What to do — Please output each entry in the material beneath exactly as shown.

Supplied data —
= = = = =
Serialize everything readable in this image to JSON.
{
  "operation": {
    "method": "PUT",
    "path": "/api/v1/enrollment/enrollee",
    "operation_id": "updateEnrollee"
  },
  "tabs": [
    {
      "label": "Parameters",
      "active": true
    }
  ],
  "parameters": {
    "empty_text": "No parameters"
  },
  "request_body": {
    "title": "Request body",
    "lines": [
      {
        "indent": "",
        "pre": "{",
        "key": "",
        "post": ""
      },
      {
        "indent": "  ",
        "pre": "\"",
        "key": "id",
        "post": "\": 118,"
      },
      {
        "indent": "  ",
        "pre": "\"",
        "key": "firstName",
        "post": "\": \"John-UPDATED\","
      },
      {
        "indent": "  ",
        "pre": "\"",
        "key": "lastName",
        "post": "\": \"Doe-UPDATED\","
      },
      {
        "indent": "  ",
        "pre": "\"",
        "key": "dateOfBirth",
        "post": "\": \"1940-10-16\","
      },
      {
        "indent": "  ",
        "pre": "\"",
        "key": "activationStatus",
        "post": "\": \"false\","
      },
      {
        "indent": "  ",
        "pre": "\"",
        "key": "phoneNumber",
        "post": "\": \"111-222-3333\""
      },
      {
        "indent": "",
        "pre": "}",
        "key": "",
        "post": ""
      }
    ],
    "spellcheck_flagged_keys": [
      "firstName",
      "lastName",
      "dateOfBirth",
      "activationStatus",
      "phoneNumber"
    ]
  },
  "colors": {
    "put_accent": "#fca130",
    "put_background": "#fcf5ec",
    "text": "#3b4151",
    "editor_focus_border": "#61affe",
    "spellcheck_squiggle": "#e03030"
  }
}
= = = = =
Written response —
Serialize everything readable in this image to JSON.
{
  "operation": {
    "method": "PUT",
    "path": "/api/v1/enrollment/enrollee",
    "operation_id": "updateEnrollee"
  },
  "tabs": [
    {
      "label": "Parameters",
      "active": true
    }
  ],
  "parameters": {
    "empty_text": "No parameters"
  },
  "request_body": {
    "title": "Request body",
    "lines": [
      {
        "indent": "",
        "pre": "{",
        "key": "",
        "post": ""
      },
      {
        "indent": "  ",
        "pre": "\"",
        "key": "id",
        "post": "\": 118,"
      },
      {
        "indent": "  ",
        "pre": "\"",
        "key": "firstName",
        "post": "\": \"John-UPDATED\","
      },
      {
        "indent": "  ",
        "pre": "\"",
        "key": "lastName",
        "post": "\": \"Doe-UPDATED\","
      },
      {
        "indent": "  ",
        "pre": "\"",
        "key": "dateOfBirth",
        "post": "\": \"1940-10-16\","
      },
      {
        "indent": "  ",
        "pre": "\"",
        "key": "activationStatus",
        "post": "\": \"false\","
      },
      {
        "indent": "  ",
        "pre": "\"",
        "key": "phoneNumber",
        "post": "\": \"111-222-3333\""
      },
      {
        "indent": "",
        "pre": "}",
        "key": "",
        "post": ""
      }
    ],
    "spellcheck_flagged_keys": [
      "firstName",
      "lastName",
      "dateOfBirth",
      "activationStatus",
      "phoneNumber"
    ]
  },
  "colors": {
    "put_accent": "#fca130",
    "put_background": "#fcf5ec",
    "text": "#3b4151",
    "editor_focus_border": "#61affe",
    "spellcheck_squiggle": "#e03030"
  }
}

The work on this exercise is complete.